--- DATA PROVIDED Enclosed Below ---
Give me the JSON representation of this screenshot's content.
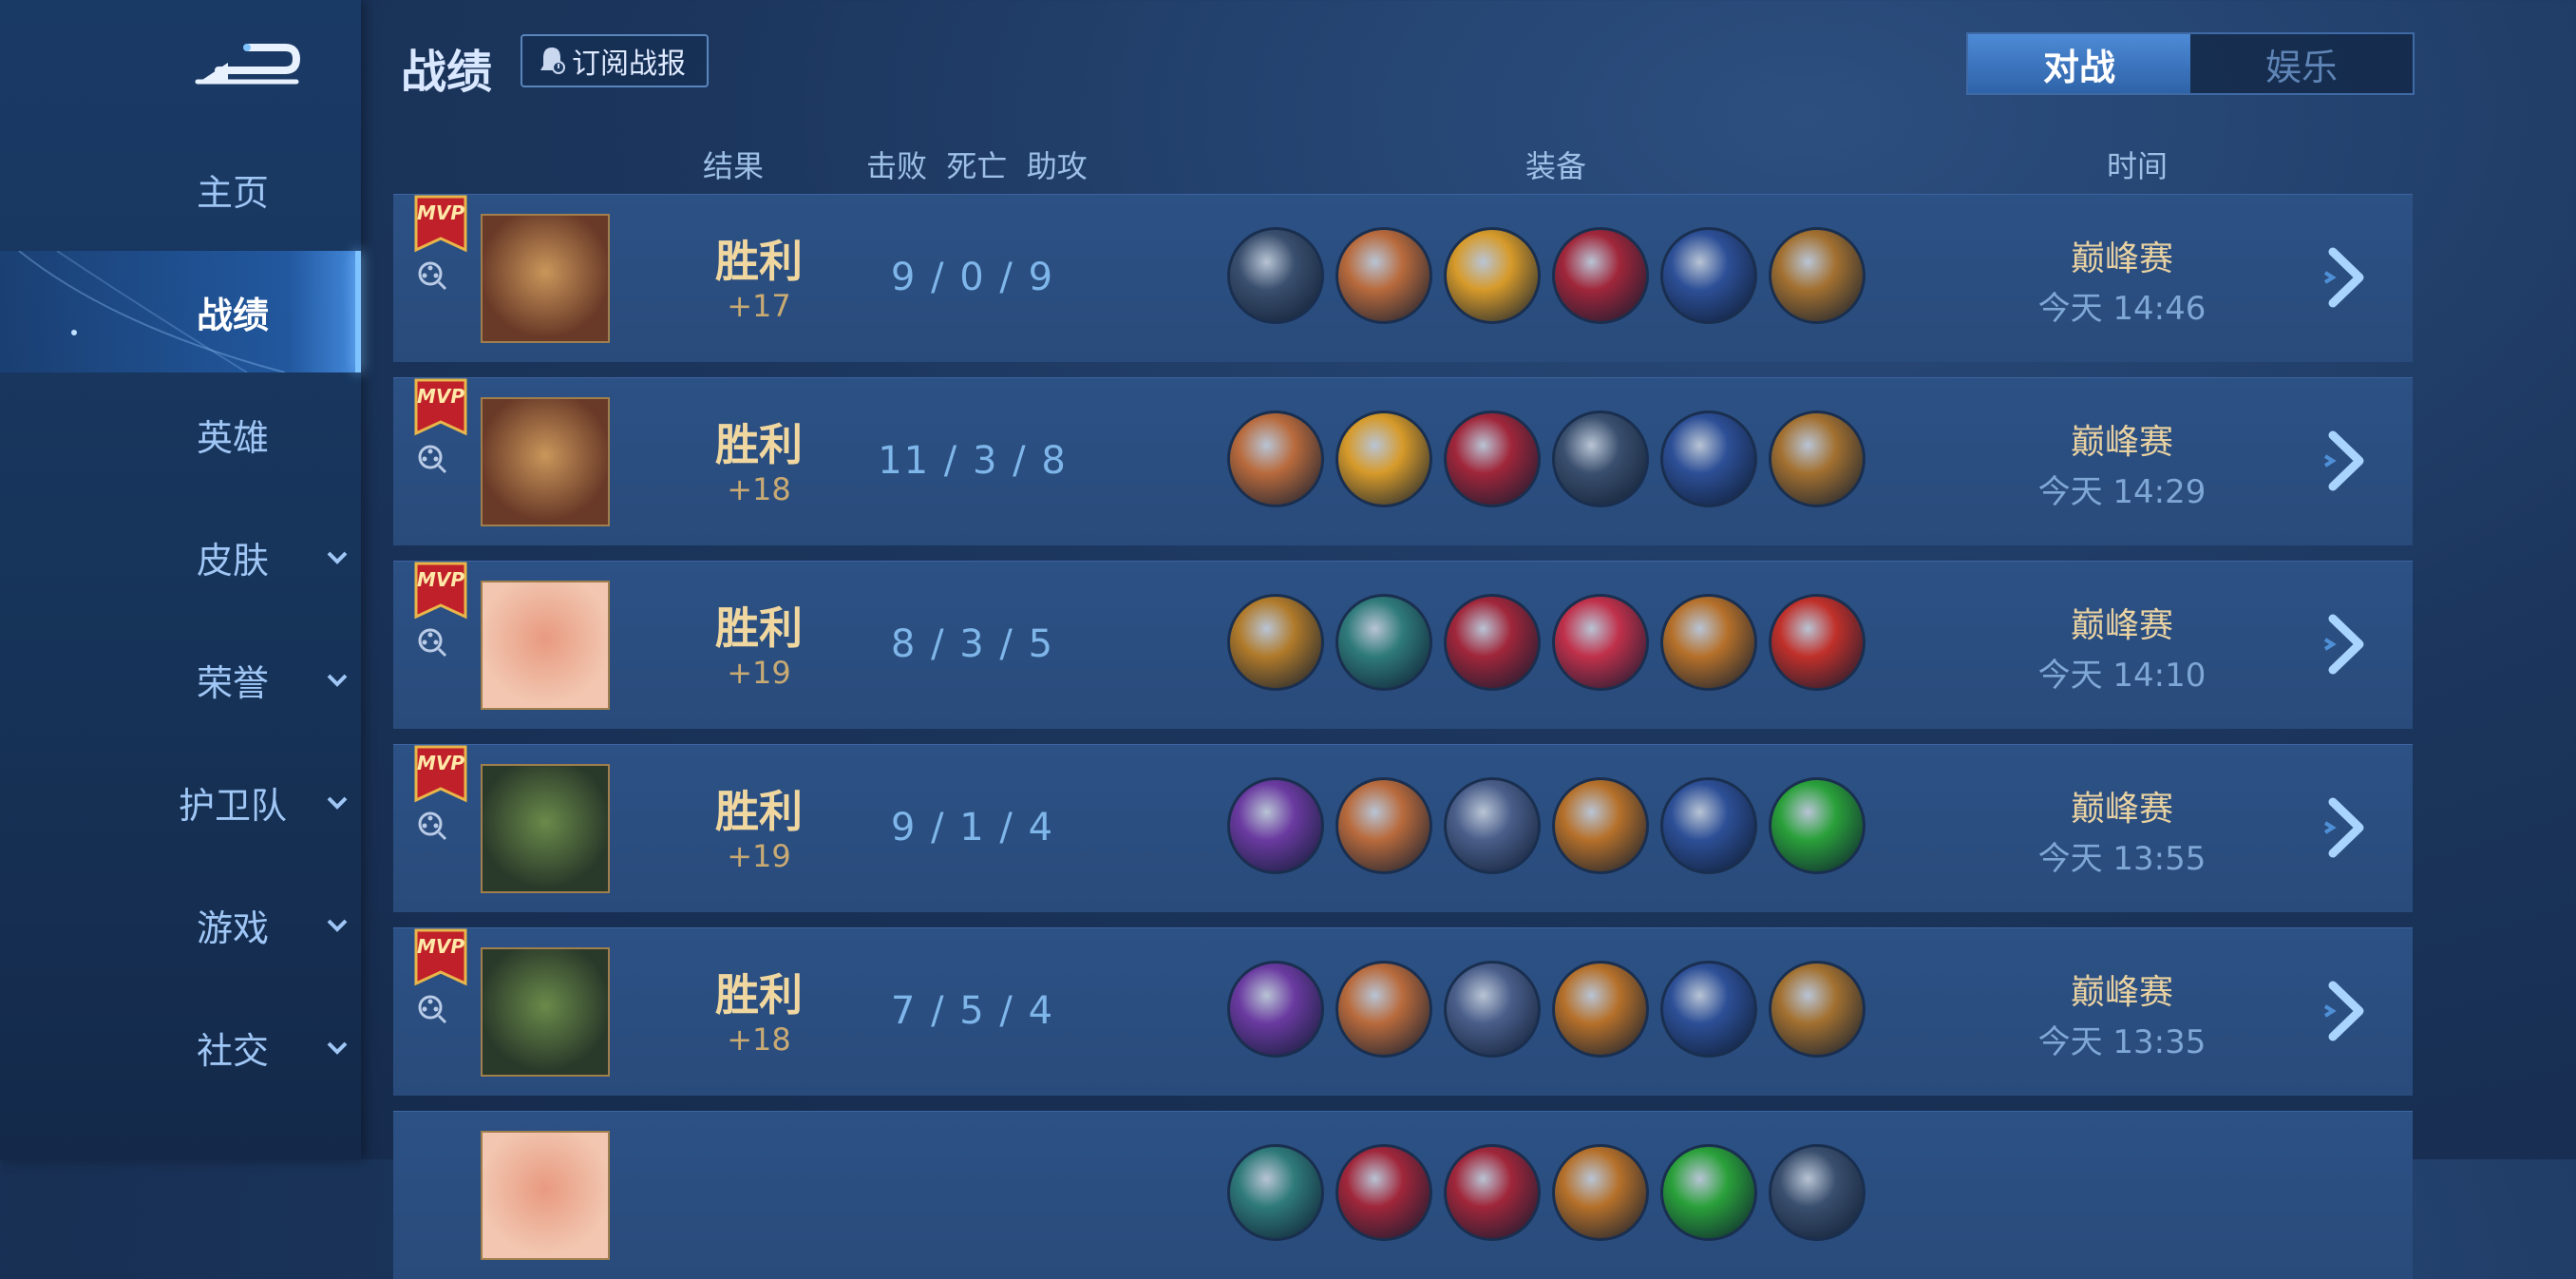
{
  "sidebar": {
    "items": [
      {
        "label": "主页",
        "has_chevron": false,
        "active": false
      },
      {
        "label": "战绩",
        "has_chevron": false,
        "active": true
      },
      {
        "label": "英雄",
        "has_chevron": false,
        "active": false
      },
      {
        "label": "皮肤",
        "has_chevron": true,
        "active": false
      },
      {
        "label": "荣誉",
        "has_chevron": true,
        "active": false
      },
      {
        "label": "护卫队",
        "has_chevron": true,
        "active": false
      },
      {
        "label": "游戏",
        "has_chevron": true,
        "active": false
      },
      {
        "label": "社交",
        "has_chevron": true,
        "active": false
      }
    ]
  },
  "header": {
    "title": "战绩",
    "subscribe_label": "订阅战报",
    "tabs": [
      {
        "label": "对战",
        "active": true
      },
      {
        "label": "娱乐",
        "active": false
      }
    ]
  },
  "columns": {
    "result": "结果",
    "kda": "击败  死亡  助攻",
    "items": "装备",
    "time": "时间"
  },
  "matches": [
    {
      "badge": "MVP",
      "result": "胜利",
      "score": "+17",
      "kda": "9 / 0 / 9",
      "mode": "巅峰赛",
      "time": "今天 14:46",
      "items": [
        "#3a4f6e",
        "#b86a3c",
        "#d69a2a",
        "#a0263a",
        "#2d4f96",
        "#a27030"
      ]
    },
    {
      "badge": "MVP",
      "result": "胜利",
      "score": "+18",
      "kda": "11 / 3 / 8",
      "mode": "巅峰赛",
      "time": "今天 14:29",
      "items": [
        "#b86a3c",
        "#d69a2a",
        "#a0263a",
        "#3a4f6e",
        "#2d4f96",
        "#a27030"
      ]
    },
    {
      "badge": "MVP",
      "result": "胜利",
      "score": "+19",
      "kda": "8 / 3 / 5",
      "mode": "巅峰赛",
      "time": "今天 14:10",
      "items": [
        "#b07a2a",
        "#2f7a7a",
        "#a0263a",
        "#c0304a",
        "#b5702a",
        "#c0302a"
      ]
    },
    {
      "badge": "MVP",
      "result": "胜利",
      "score": "+19",
      "kda": "9 / 1 / 4",
      "mode": "巅峰赛",
      "time": "今天 13:55",
      "items": [
        "#6a3aa0",
        "#b86a3c",
        "#4a5e8a",
        "#b5702a",
        "#2d4f96",
        "#2aa03a"
      ]
    },
    {
      "badge": "MVP",
      "result": "胜利",
      "score": "+18",
      "kda": "7 / 5 / 4",
      "mode": "巅峰赛",
      "time": "今天 13:35",
      "items": [
        "#6a3aa0",
        "#b86a3c",
        "#4a5e8a",
        "#b5702a",
        "#2d4f96",
        "#a27030"
      ]
    },
    {
      "badge": "",
      "result": "",
      "score": "",
      "kda": "",
      "mode": "",
      "time": "",
      "items": [
        "#2f7a7a",
        "#a0263a",
        "#a0263a",
        "#b5702a",
        "#2aa03a",
        "#3a4f6e"
      ]
    }
  ],
  "colors": {
    "accent": "#4d8ad6",
    "win": "#f0d7a0",
    "kda": "#7fb6ea"
  }
}
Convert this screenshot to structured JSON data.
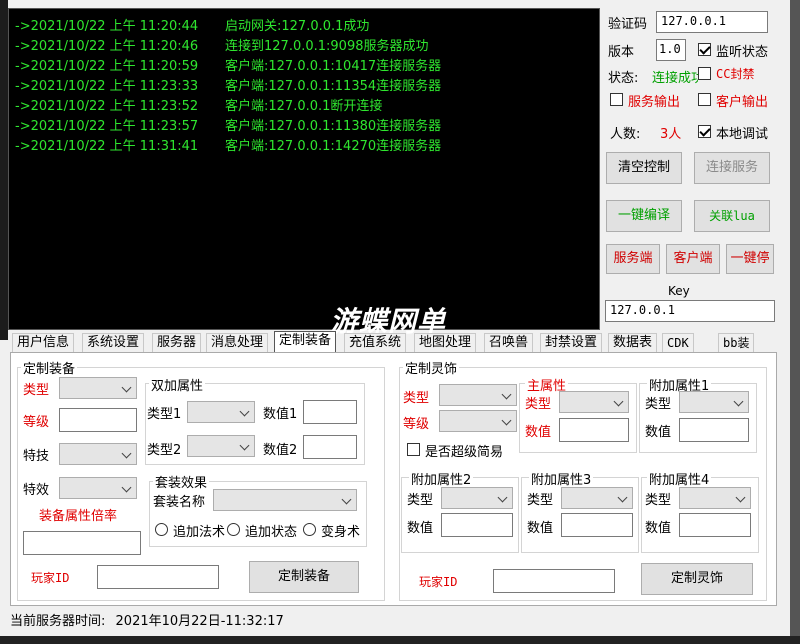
{
  "console": {
    "lines": [
      {
        "time": "->2021/10/22 上午 11:20:44",
        "msg": "启动网关:127.0.0.1成功"
      },
      {
        "time": "->2021/10/22 上午 11:20:46",
        "msg": "连接到127.0.0.1:9098服务器成功"
      },
      {
        "time": "->2021/10/22 上午 11:20:59",
        "msg": "客户端:127.0.0.1:10417连接服务器"
      },
      {
        "time": "->2021/10/22 上午 11:23:33",
        "msg": "客户端:127.0.0.1:11354连接服务器"
      },
      {
        "time": "->2021/10/22 上午 11:23:52",
        "msg": "客户端:127.0.0.1断开连接"
      },
      {
        "time": "->2021/10/22 上午 11:23:57",
        "msg": "客户端:127.0.0.1:11380连接服务器"
      },
      {
        "time": "->2021/10/22 上午 11:31:41",
        "msg": "客户端:127.0.0.1:14270连接服务器"
      }
    ]
  },
  "right_panel": {
    "verify_label": "验证码",
    "verify_value": "127.0.0.1",
    "version_label": "版本",
    "version_value": "1.0",
    "listen_label": "监听状态",
    "status_label": "状态:",
    "status_value": "连接成功",
    "cc_label": "CC封禁",
    "service_output_label": "服务输出",
    "client_output_label": "客户输出",
    "count_label": "人数:",
    "count_value": "3人",
    "local_debug_label": "本地调试",
    "clear_button": "清空控制",
    "connect_button": "连接服务",
    "compile_button": "一键编译",
    "lua_button": "关联lua",
    "server_button": "服务端",
    "client_button": "客户端",
    "stop_button": "一键停",
    "key_label": "Key",
    "key_value": "127.0.0.1"
  },
  "tabs": [
    "用户信息",
    "系统设置",
    "服务器",
    "消息处理",
    "定制装备",
    "充值系统",
    "地图处理",
    "召唤兽",
    "封禁设置",
    "数据表",
    "CDK",
    "bb装"
  ],
  "active_tab": "定制装备",
  "equip": {
    "group_title": "定制装备",
    "type_label": "类型",
    "level_label": "等级",
    "skill_label": "特技",
    "effect_label": "特效",
    "ratio_label": "装备属性倍率",
    "player_label": "玩家ID",
    "submit_button": "定制装备",
    "double_title": "双加属性",
    "type1_label": "类型1",
    "value1_label": "数值1",
    "type2_label": "类型2",
    "value2_label": "数值2",
    "set_title": "套装效果",
    "set_name_label": "套装名称",
    "radio1": "追加法术",
    "radio2": "追加状态",
    "radio3": "变身术"
  },
  "spirit": {
    "group_title": "定制灵饰",
    "type_label": "类型",
    "level_label": "等级",
    "super_label": "是否超级简易",
    "main_title": "主属性",
    "main_type": "类型",
    "main_value": "数值",
    "add1_title": "附加属性1",
    "add2_title": "附加属性2",
    "add3_title": "附加属性3",
    "add4_title": "附加属性4",
    "type": "类型",
    "value": "数值",
    "player_label": "玩家ID",
    "submit_button": "定制灵饰"
  },
  "status_bar": {
    "label": "当前服务器时间:",
    "value": "2021年10月22日-11:32:17"
  },
  "watermark": "游蝶网单"
}
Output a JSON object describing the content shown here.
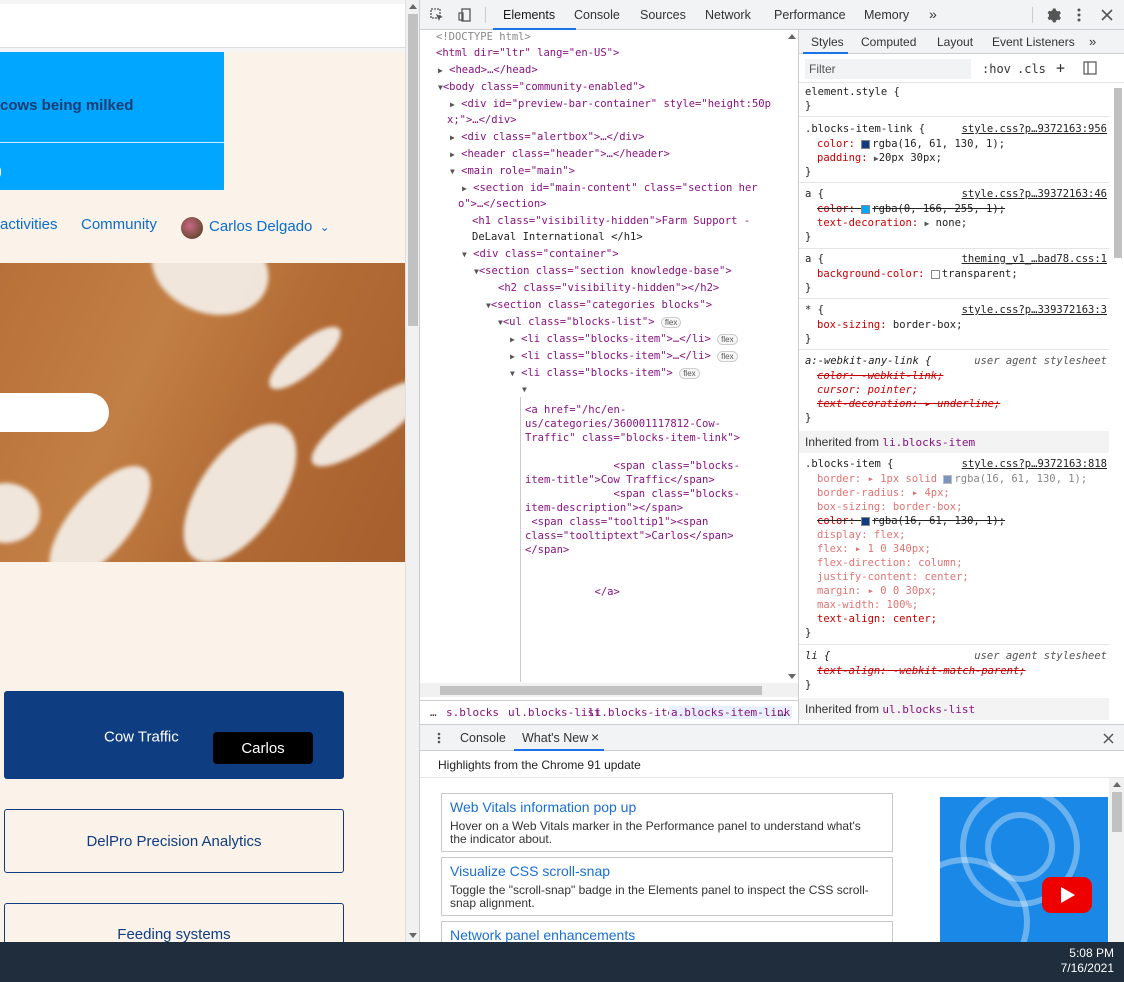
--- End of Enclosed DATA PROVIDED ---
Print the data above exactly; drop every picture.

Give me the JSON representation of this screenshot's content.
{
  "sidebar": {
    "items": [
      {
        "label": "主页",
        "has_chevron": false,
        "active": false
      },
      {
        "label": "战绩",
        "has_chevron": false,
        "active": true
      },
      {
        "label": "英雄",
        "has_chevron": false,
        "active": false
      },
      {
        "label": "皮肤",
        "has_chevron": true,
        "active": false
      },
      {
        "label": "荣誉",
        "has_chevron": true,
        "active": false
      },
      {
        "label": "护卫队",
        "has_chevron": true,
        "active": false
      },
      {
        "label": "游戏",
        "has_chevron": true,
        "active": false
      },
      {
        "label": "社交",
        "has_chevron": true,
        "active": false
      }
    ]
  },
  "header": {
    "title": "战绩",
    "subscribe_label": "订阅战报",
    "tabs": [
      {
        "label": "对战",
        "active": true
      },
      {
        "label": "娱乐",
        "active": false
      }
    ]
  },
  "columns": {
    "result": "结果",
    "kda": "击败  死亡  助攻",
    "items": "装备",
    "time": "时间"
  },
  "matches": [
    {
      "badge": "MVP",
      "result": "胜利",
      "score": "+17",
      "kda": "9 / 0 / 9",
      "mode": "巅峰赛",
      "time": "今天 14:46",
      "items": [
        "#3a4f6e",
        "#b86a3c",
        "#d69a2a",
        "#a0263a",
        "#2d4f96",
        "#a27030"
      ]
    },
    {
      "badge": "MVP",
      "result": "胜利",
      "score": "+18",
      "kda": "11 / 3 / 8",
      "mode": "巅峰赛",
      "time": "今天 14:29",
      "items": [
        "#b86a3c",
        "#d69a2a",
        "#a0263a",
        "#3a4f6e",
        "#2d4f96",
        "#a27030"
      ]
    },
    {
      "badge": "MVP",
      "result": "胜利",
      "score": "+19",
      "kda": "8 / 3 / 5",
      "mode": "巅峰赛",
      "time": "今天 14:10",
      "items": [
        "#b07a2a",
        "#2f7a7a",
        "#a0263a",
        "#c0304a",
        "#b5702a",
        "#c0302a"
      ]
    },
    {
      "badge": "MVP",
      "result": "胜利",
      "score": "+19",
      "kda": "9 / 1 / 4",
      "mode": "巅峰赛",
      "time": "今天 13:55",
      "items": [
        "#6a3aa0",
        "#b86a3c",
        "#4a5e8a",
        "#b5702a",
        "#2d4f96",
        "#2aa03a"
      ]
    },
    {
      "badge": "MVP",
      "result": "胜利",
      "score": "+18",
      "kda": "7 / 5 / 4",
      "mode": "巅峰赛",
      "time": "今天 13:35",
      "items": [
        "#6a3aa0",
        "#b86a3c",
        "#4a5e8a",
        "#b5702a",
        "#2d4f96",
        "#a27030"
      ]
    },
    {
      "badge": "",
      "result": "",
      "score": "",
      "kda": "",
      "mode": "",
      "time": "",
      "items": [
        "#2f7a7a",
        "#a0263a",
        "#a0263a",
        "#b5702a",
        "#2aa03a",
        "#3a4f6e"
      ]
    }
  ],
  "colors": {
    "accent": "#4d8ad6",
    "win": "#f0d7a0",
    "kda": "#7fb6ea"
  }
}
Convert this screenshot to structured JSON data.
{
  "console": {
    "lines": [
      {
        "time": "->2021/10/22 上午 11:20:44",
        "msg": "启动网关:127.0.0.1成功"
      },
      {
        "time": "->2021/10/22 上午 11:20:46",
        "msg": "连接到127.0.0.1:9098服务器成功"
      },
      {
        "time": "->2021/10/22 上午 11:20:59",
        "msg": "客户端:127.0.0.1:10417连接服务器"
      },
      {
        "time": "->2021/10/22 上午 11:23:33",
        "msg": "客户端:127.0.0.1:11354连接服务器"
      },
      {
        "time": "->2021/10/22 上午 11:23:52",
        "msg": "客户端:127.0.0.1断开连接"
      },
      {
        "time": "->2021/10/22 上午 11:23:57",
        "msg": "客户端:127.0.0.1:11380连接服务器"
      },
      {
        "time": "->2021/10/22 上午 11:31:41",
        "msg": "客户端:127.0.0.1:14270连接服务器"
      }
    ]
  },
  "right_panel": {
    "verify_label": "验证码",
    "verify_value": "127.0.0.1",
    "version_label": "版本",
    "version_value": "1.0",
    "listen_label": "监听状态",
    "status_label": "状态:",
    "status_value": "连接成功",
    "cc_label": "CC封禁",
    "service_output_label": "服务输出",
    "client_output_label": "客户输出",
    "count_label": "人数:",
    "count_value": "3人",
    "local_debug_label": "本地调试",
    "clear_button": "清空控制",
    "connect_button": "连接服务",
    "compile_button": "一键编译",
    "lua_button": "关联lua",
    "server_button": "服务端",
    "client_button": "客户端",
    "stop_button": "一键停",
    "key_label": "Key",
    "key_value": "127.0.0.1"
  },
  "tabs": [
    "用户信息",
    "系统设置",
    "服务器",
    "消息处理",
    "定制装备",
    "充值系统",
    "地图处理",
    "召唤兽",
    "封禁设置",
    "数据表",
    "CDK",
    "bb装"
  ],
  "active_tab": "定制装备",
  "equip": {
    "group_title": "定制装备",
    "type_label": "类型",
    "level_label": "等级",
    "skill_label": "特技",
    "effect_label": "特效",
    "ratio_label": "装备属性倍率",
    "player_label": "玩家ID",
    "submit_button": "定制装备",
    "double_title": "双加属性",
    "type1_label": "类型1",
    "value1_label": "数值1",
    "type2_label": "类型2",
    "value2_label": "数值2",
    "set_title": "套装效果",
    "set_name_label": "套装名称",
    "radio1": "追加法术",
    "radio2": "追加状态",
    "radio3": "变身术"
  },
  "spirit": {
    "group_title": "定制灵饰",
    "type_label": "类型",
    "level_label": "等级",
    "super_label": "是否超级简易",
    "main_title": "主属性",
    "main_type": "类型",
    "main_value": "数值",
    "add1_title": "附加属性1",
    "add2_title": "附加属性2",
    "add3_title": "附加属性3",
    "add4_title": "附加属性4",
    "type": "类型",
    "value": "数值",
    "player_label": "玩家ID",
    "submit_button": "定制灵饰"
  },
  "status_bar": {
    "label": "当前服务器时间:",
    "value": "2021年10月22日-11:32:17"
  },
  "watermark": "游蝶网单"
}
Output a JSON object describing the content shown here.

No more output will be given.